**Records to process:**
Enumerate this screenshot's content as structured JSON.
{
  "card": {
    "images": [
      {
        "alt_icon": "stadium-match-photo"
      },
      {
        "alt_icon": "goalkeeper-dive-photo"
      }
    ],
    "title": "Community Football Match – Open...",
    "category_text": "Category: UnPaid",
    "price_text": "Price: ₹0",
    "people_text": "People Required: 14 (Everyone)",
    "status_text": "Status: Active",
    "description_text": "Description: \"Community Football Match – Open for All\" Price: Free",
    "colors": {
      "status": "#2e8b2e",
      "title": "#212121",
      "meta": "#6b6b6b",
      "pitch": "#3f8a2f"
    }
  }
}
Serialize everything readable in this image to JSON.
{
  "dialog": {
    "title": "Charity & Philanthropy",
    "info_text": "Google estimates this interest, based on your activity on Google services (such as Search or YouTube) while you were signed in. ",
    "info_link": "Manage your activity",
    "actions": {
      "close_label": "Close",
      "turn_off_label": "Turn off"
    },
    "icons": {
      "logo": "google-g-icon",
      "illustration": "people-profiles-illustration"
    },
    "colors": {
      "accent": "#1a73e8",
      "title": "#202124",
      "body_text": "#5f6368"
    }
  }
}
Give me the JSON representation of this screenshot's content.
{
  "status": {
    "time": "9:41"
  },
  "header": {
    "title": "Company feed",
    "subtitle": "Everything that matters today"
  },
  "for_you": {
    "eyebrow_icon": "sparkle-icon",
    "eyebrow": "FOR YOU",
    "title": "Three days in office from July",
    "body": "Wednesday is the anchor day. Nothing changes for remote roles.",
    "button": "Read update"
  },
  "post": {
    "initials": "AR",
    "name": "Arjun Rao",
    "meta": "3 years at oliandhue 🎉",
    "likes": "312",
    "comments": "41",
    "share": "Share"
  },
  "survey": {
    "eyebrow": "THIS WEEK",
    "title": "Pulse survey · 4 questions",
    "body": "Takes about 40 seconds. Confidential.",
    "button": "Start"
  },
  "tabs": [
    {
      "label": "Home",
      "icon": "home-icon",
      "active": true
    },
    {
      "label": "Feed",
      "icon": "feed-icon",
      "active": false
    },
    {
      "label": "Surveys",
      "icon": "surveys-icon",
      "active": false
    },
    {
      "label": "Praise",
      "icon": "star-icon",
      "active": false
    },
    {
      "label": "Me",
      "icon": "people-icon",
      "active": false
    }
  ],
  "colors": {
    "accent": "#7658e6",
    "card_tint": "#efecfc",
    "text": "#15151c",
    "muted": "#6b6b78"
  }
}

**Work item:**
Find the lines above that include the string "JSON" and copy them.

**The completed task:**
Enumerate this screenshot's content as structured JSON.
Serialize everything readable in this image to JSON.
Give me the JSON representation of this screenshot's content.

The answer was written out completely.